The Connection Between Health and the Built Environment

Throughout California, local officials make planning and land use decisions every week about their community. They consider such issues as: Can downtown be revitalized by providing a mix of commercial, retail and residential uses? Should a new townhome project be approved to replace a group of old industrial warehouses? How can streets and sidewalks be designed in a new residential neighborhood to make it safer for people to walk or bike to school, work and stores?

While these land use decisions affect the physical development of communities, they can also profoundly impact the health of people who live and work there.

Studies conducted by the Centers for Disease Control and others have correlated the long-term decline in healthy eating habits and physical activity with rising rates of obesity, diabetes, heart disease, asthma and other health issues. A growing body of evidence points to development practices and land use patterns as a major contributing factor in many illnesses, particularly when such practices and patterns discourage physical activity, restrict access to healthy foods and disproportionately expose neighborhoods to environmental pollutants that exacerbate health conditions such as asthma.

With the link between land use and public health clearly established, city officials have turned their attention to developing broad policies and general strategies to improve community design and building practices and reverse the negative trends related to physical inactivity, unhealthy eating and environmental hazards. Efforts to educate policy-makers, the media and the public about the problems and potential solutions are beginning to take root, as are efforts to bridge the professional and institutional barriers between the public health and planning and design professions.

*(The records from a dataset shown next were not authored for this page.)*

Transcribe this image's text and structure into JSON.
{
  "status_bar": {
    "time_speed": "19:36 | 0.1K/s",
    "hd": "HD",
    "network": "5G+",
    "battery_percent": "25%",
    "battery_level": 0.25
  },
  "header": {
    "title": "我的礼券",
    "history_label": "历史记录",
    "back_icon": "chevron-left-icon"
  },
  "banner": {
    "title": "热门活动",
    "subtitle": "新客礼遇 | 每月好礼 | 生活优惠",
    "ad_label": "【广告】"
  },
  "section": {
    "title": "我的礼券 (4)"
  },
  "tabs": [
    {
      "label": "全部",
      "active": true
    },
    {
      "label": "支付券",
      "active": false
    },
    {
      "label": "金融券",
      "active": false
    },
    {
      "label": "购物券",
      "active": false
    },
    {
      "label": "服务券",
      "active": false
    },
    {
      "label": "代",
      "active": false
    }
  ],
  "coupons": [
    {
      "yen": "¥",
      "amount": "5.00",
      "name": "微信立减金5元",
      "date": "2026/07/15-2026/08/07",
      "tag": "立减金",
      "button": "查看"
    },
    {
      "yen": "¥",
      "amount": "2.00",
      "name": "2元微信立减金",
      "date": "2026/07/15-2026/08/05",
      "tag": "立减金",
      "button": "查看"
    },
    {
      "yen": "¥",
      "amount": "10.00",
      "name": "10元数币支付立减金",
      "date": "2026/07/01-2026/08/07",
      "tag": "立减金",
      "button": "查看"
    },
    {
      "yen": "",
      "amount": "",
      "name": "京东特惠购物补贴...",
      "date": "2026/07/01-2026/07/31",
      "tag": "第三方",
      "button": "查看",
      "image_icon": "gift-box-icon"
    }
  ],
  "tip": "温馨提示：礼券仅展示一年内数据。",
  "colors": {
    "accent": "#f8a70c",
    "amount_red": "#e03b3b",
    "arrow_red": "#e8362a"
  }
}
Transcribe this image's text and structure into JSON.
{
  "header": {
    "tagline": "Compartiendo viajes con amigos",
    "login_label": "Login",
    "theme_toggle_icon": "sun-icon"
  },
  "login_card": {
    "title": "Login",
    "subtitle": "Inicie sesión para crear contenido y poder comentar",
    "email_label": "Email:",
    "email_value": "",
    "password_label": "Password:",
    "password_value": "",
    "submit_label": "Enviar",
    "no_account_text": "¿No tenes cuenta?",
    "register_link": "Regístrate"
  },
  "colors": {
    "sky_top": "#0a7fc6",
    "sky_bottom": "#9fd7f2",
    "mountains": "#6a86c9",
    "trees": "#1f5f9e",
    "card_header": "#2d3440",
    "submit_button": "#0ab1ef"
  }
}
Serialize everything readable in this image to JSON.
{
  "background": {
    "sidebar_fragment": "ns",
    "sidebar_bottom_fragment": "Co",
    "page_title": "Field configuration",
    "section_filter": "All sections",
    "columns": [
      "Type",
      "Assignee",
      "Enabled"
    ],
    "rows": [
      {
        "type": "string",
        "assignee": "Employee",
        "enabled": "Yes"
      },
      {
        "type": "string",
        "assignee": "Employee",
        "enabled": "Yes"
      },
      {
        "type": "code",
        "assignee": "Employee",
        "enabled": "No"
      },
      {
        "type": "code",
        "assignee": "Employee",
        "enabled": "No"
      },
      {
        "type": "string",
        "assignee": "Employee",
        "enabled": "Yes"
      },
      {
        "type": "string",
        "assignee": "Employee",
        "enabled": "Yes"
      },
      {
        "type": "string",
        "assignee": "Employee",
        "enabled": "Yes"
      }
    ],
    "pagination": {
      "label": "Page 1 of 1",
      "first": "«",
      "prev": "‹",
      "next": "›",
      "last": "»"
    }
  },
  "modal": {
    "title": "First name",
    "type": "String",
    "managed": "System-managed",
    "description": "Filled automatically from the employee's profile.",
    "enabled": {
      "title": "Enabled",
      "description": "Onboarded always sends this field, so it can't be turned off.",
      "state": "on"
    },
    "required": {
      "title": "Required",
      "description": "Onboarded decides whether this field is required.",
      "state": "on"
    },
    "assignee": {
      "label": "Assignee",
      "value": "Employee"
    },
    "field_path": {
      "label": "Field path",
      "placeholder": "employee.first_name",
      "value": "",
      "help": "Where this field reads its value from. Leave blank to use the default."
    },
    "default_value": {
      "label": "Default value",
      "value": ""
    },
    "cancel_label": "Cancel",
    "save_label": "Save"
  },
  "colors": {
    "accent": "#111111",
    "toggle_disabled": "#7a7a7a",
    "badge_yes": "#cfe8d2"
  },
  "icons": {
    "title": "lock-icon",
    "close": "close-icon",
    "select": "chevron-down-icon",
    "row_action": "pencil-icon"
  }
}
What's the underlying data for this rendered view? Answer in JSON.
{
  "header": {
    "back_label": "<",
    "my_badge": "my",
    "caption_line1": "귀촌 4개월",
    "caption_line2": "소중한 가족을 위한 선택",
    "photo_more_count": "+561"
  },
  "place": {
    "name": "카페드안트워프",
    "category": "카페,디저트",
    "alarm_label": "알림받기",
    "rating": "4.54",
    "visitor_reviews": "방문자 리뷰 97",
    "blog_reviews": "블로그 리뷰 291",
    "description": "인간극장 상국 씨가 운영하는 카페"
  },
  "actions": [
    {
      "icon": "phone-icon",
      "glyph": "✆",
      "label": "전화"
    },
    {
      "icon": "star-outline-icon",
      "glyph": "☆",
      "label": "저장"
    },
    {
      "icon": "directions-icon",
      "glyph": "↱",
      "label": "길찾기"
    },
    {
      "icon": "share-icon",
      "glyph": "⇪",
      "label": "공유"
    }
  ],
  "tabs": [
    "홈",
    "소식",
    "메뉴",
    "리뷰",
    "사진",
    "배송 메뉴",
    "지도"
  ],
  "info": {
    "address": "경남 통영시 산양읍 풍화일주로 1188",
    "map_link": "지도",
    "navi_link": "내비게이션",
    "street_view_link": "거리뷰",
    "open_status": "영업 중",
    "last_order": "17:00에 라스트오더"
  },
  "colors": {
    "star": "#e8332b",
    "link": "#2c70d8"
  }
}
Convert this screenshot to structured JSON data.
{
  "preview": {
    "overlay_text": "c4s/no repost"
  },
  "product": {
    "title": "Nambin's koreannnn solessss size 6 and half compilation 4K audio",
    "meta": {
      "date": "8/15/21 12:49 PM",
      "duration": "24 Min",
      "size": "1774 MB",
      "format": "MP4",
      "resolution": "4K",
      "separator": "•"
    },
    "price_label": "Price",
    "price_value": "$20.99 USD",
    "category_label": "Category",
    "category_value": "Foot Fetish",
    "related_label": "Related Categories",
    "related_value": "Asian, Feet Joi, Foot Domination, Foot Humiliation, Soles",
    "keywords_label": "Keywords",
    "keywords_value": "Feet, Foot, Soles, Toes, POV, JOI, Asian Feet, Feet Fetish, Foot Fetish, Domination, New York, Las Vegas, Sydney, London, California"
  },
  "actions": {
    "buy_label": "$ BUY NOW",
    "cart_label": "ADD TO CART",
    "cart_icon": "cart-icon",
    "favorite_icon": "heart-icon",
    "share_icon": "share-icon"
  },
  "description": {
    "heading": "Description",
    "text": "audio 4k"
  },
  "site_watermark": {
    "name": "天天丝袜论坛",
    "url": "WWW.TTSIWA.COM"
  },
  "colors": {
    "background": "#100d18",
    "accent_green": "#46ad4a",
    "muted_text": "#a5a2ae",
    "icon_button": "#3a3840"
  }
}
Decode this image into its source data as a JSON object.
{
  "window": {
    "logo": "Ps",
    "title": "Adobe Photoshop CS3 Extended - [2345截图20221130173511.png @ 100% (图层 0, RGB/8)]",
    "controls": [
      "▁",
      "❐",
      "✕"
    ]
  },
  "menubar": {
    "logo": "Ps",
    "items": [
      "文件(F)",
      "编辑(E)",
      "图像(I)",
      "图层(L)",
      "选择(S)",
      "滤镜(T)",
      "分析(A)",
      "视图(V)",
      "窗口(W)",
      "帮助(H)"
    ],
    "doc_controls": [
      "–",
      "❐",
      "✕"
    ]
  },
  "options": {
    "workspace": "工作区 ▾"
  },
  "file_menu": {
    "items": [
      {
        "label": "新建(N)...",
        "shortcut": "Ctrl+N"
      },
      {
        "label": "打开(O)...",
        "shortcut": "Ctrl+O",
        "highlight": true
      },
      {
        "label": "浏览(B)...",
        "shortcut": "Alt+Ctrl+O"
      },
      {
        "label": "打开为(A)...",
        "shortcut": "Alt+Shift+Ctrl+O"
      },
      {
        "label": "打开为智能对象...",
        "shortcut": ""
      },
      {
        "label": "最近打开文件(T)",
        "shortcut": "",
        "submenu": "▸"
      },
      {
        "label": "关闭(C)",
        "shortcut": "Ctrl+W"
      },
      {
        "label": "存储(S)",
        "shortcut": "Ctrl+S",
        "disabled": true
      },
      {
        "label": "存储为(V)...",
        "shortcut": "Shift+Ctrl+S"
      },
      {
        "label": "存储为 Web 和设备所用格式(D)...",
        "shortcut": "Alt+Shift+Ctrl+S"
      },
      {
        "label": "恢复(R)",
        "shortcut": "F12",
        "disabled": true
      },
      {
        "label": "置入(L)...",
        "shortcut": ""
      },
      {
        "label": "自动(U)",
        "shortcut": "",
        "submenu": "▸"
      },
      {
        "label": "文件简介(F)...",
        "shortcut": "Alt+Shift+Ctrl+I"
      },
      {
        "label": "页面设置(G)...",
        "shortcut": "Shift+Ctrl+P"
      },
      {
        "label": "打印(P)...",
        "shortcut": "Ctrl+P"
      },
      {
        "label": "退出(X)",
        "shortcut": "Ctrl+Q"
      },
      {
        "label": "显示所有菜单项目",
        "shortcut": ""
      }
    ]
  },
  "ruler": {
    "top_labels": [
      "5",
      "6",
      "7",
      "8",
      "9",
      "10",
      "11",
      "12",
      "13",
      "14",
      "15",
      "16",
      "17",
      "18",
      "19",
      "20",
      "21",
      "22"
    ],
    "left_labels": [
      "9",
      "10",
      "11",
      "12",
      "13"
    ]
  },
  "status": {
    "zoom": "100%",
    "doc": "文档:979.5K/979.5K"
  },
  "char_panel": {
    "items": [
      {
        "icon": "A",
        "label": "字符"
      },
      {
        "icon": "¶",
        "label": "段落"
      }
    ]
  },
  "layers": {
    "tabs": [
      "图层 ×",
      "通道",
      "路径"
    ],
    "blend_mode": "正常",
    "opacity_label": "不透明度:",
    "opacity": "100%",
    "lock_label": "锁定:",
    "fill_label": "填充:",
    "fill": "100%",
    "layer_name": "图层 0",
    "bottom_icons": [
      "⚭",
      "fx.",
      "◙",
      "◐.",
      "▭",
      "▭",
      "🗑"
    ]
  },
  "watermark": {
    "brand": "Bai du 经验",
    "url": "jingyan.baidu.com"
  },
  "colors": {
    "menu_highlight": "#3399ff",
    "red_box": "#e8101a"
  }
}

At the 2006 League of California Cities Annual Conference, city officials passed a resolution directing the Institute for Local Government (ILG) to work with the League to develop resources to help local officials promote health within their communities. In response, ILG recently launched a new project titled Health and the Built Environment, funded through a generous grant from The California Endowment.

To assist city officials, the Health and the Built Environment project provides:

  • An online Healthy Communities center on the ILG website (at with information and links to resources provided by experts and partner organizations;
  • A Guide to Health and the Built Environment for Residents and Local Officials, currently being developed as part of ILG’s new series of publications on the basics of land use and planning; and
  • Active support of the League’s Healthy Eating, Active Living (HEAL) campaign in partnership with the California Center for Public Health Advocacy and the Cities, Counties and Schools (CCS) Partnership.

In addition, at this year’s League of California Cities Annual Conference in San Jose, ILG will host its annual luncheon symposium on Sept. 17. A presentation on Health and the Built Environment will be followed by a panel discussion of leading experts and city officials involved in the healthy communities movement.

For more information on what you can do or to share the story about what your city is doing to promote better health in your community, visit the ILG website at

This article appears in the March 2009 issue of Western City
Did you like what you read here? Subscribe to Western City